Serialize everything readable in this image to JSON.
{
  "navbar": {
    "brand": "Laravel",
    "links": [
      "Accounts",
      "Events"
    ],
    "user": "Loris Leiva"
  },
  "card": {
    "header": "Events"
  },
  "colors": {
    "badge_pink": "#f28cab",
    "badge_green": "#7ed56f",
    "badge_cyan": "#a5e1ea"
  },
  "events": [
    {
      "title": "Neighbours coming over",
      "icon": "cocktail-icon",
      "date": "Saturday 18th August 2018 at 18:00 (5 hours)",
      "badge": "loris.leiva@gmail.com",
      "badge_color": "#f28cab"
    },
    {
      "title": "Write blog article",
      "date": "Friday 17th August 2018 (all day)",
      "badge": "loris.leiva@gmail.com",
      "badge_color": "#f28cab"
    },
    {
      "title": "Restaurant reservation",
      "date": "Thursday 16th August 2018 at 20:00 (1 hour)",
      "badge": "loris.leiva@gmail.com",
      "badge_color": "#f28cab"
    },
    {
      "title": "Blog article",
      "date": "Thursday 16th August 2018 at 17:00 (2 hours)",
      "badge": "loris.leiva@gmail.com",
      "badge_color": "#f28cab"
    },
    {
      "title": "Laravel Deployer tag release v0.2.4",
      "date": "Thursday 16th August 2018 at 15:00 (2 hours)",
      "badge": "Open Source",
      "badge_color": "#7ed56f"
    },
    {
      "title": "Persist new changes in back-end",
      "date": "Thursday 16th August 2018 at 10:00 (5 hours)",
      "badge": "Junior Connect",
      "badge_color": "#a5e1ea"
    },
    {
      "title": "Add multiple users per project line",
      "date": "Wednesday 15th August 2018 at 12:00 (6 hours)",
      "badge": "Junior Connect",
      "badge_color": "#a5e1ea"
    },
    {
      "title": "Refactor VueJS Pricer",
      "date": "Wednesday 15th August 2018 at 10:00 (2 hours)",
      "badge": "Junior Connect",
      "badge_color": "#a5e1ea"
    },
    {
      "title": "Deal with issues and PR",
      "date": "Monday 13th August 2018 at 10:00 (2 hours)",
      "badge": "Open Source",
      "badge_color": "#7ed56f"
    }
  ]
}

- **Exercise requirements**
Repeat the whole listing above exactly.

- **Your solution**
Serialize everything readable in this image to JSON.
{
  "navbar": {
    "brand": "Laravel",
    "links": [
      "Accounts",
      "Events"
    ],
    "user": "Loris Leiva"
  },
  "card": {
    "header": "Events"
  },
  "colors": {
    "badge_pink": "#f28cab",
    "badge_green": "#7ed56f",
    "badge_cyan": "#a5e1ea"
  },
  "events": [
    {
      "title": "Neighbours coming over",
      "icon": "cocktail-icon",
      "date": "Saturday 18th August 2018 at 18:00 (5 hours)",
      "badge": "loris.leiva@gmail.com",
      "badge_color": "#f28cab"
    },
    {
      "title": "Write blog article",
      "date": "Friday 17th August 2018 (all day)",
      "badge": "loris.leiva@gmail.com",
      "badge_color": "#f28cab"
    },
    {
      "title": "Restaurant reservation",
      "date": "Thursday 16th August 2018 at 20:00 (1 hour)",
      "badge": "loris.leiva@gmail.com",
      "badge_color": "#f28cab"
    },
    {
      "title": "Blog article",
      "date": "Thursday 16th August 2018 at 17:00 (2 hours)",
      "badge": "loris.leiva@gmail.com",
      "badge_color": "#f28cab"
    },
    {
      "title": "Laravel Deployer tag release v0.2.4",
      "date": "Thursday 16th August 2018 at 15:00 (2 hours)",
      "badge": "Open Source",
      "badge_color": "#7ed56f"
    },
    {
      "title": "Persist new changes in back-end",
      "date": "Thursday 16th August 2018 at 10:00 (5 hours)",
      "badge": "Junior Connect",
      "badge_color": "#a5e1ea"
    },
    {
      "title": "Add multiple users per project line",
      "date": "Wednesday 15th August 2018 at 12:00 (6 hours)",
      "badge": "Junior Connect",
      "badge_color": "#a5e1ea"
    },
    {
      "title": "Refactor VueJS Pricer",
      "date": "Wednesday 15th August 2018 at 10:00 (2 hours)",
      "badge": "Junior Connect",
      "badge_color": "#a5e1ea"
    },
    {
      "title": "Deal with issues and PR",
      "date": "Monday 13th August 2018 at 10:00 (2 hours)",
      "badge": "Open Source",
      "badge_color": "#7ed56f"
    }
  ]
}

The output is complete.